Thursday, September 10, 2009

Raymond Scott 101:
Happy Birthday

Today is the 101st anniversary of Raymond Scott's birth. But before we eat cake & ice cream, let's review some basics for the kids who were late to class.
Q: When was Raymond Scott born?
A: On September 10, 1908.

Q: Is Raymond Scott still alive?
A: He passed away in 1994 at the age of 85.

Q: Did Raymond Scott write music for cartoons?
A: No, but 20 of his compositions have been immortalized in countless classic animations, from BUGS BUNNY to THE SIMPSONS.

Q: Did BOB MOOG, the inventor of Moog Synthesizers, work for Raymond Scott?
A: Although Bob Moog was more than 25 years younger than Raymond, they were professional colleagues & friends for nearly two decades. Bob acknowledged Ray as an early influence during the 1950s & '60s. Details about Scott-Moog connections here.

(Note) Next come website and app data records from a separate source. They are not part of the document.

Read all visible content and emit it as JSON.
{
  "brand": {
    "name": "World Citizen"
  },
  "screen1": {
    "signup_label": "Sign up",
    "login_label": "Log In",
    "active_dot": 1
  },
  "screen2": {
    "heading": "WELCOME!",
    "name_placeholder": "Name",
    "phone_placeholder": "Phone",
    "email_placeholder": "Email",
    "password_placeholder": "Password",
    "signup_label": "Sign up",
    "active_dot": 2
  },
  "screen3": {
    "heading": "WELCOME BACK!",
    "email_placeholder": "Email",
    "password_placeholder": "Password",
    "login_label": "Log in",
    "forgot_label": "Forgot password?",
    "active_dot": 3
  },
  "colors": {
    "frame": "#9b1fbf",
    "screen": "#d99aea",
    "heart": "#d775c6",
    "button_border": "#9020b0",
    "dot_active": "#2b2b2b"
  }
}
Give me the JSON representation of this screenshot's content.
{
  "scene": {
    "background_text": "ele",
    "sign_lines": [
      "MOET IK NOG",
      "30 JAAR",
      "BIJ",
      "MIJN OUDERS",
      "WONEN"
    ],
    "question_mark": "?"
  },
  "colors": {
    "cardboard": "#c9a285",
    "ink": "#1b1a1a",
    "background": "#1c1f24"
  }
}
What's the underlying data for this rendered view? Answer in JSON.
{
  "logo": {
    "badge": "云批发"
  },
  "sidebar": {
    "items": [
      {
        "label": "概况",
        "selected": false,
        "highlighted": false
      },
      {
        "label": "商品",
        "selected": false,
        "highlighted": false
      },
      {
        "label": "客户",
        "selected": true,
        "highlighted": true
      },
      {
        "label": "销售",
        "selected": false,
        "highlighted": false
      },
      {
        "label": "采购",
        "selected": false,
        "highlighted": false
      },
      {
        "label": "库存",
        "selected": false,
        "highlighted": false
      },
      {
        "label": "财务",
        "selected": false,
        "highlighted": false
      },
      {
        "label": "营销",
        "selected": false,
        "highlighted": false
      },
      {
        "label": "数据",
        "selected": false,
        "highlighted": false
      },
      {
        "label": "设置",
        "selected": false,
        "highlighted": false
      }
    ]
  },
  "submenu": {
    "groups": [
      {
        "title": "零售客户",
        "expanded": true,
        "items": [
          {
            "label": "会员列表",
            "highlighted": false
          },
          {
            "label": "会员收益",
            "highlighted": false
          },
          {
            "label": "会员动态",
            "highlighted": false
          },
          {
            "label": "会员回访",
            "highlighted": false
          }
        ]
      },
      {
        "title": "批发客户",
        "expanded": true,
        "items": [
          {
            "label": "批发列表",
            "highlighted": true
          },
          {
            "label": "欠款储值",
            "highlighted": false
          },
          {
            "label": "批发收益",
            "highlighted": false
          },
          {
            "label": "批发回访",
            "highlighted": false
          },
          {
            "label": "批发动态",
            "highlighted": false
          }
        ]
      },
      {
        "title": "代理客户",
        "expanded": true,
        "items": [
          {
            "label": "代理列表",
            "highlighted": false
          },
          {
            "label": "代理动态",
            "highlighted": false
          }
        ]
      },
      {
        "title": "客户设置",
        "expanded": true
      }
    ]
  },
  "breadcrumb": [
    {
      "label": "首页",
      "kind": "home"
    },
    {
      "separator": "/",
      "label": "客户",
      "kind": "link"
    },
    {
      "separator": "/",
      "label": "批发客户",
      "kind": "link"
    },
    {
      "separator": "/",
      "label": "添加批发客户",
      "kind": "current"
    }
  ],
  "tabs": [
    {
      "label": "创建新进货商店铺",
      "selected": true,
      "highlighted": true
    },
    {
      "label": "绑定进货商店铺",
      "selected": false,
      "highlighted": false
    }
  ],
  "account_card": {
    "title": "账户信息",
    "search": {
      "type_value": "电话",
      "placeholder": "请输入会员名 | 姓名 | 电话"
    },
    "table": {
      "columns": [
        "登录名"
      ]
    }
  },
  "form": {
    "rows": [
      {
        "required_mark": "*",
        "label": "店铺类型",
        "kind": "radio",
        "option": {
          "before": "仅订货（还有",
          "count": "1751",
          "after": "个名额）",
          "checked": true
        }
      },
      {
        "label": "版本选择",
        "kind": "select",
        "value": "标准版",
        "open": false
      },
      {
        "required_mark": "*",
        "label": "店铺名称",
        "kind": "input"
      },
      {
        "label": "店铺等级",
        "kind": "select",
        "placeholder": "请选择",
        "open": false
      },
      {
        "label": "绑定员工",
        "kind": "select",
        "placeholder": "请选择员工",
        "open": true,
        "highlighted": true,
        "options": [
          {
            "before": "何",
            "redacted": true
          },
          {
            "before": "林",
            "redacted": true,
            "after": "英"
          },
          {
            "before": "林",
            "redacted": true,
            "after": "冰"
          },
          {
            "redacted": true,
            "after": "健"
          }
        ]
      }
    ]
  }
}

Q: Was Johnny Williams, drummer for the 1930s Raymond Scott Quintette, related to JOHN WILLIAMS, the famous film score composer of music for JAWS, STAR WARS, INDIANA JONES, HARRY POTTER, etc.?
A: Yes, they are father & son.

Q: Did Raymond Scott work for MOTOWN?
A: During the 1950s & '60s, Scott perfected his 'Electronium,' an electronic music machine which attracted the attention of Motown owner Berry Gordy, who purchased an Electronium for Motown in September 1970. Scott then became Motown's Director of Electronic Research and Development for several years. Following a serious heart attack in 1977, Scott retired from Motown at age 69.

Q: I've heard that Raymond Scott worked with MUPPETS creator JIM HENSON. Fact or fiction?
A: Henson was more than a quarter-century younger than Scott when they met in the mid-1960s, and they collaborated on experimental art films, industrial reels, and TV projects. Many of the Scott-Henson collaborations are showcased in the 2-CD/144-page book package MANHATTAN RESEARCH INC.


OK, now it's time for the birthday party!


  1. Happy century + 1, Harry! We're having a party to celebrate. We ... er, what's that? You can't stay? Have to get back to your lab? Wait ...!!!!!

  2. I will compose a celebratory piece commemorating the one hundreth and first birthday of the man who made the toons swing. I shall call it Celebratory Piece Commemorating the One Hundreth and First Birthday of the Man Who Made the Toons Swing.

  3. Happy Birthday Raymond!

    oddly, one of the banks of the electronium can now be powered up. A very small step, but quite a coincidence!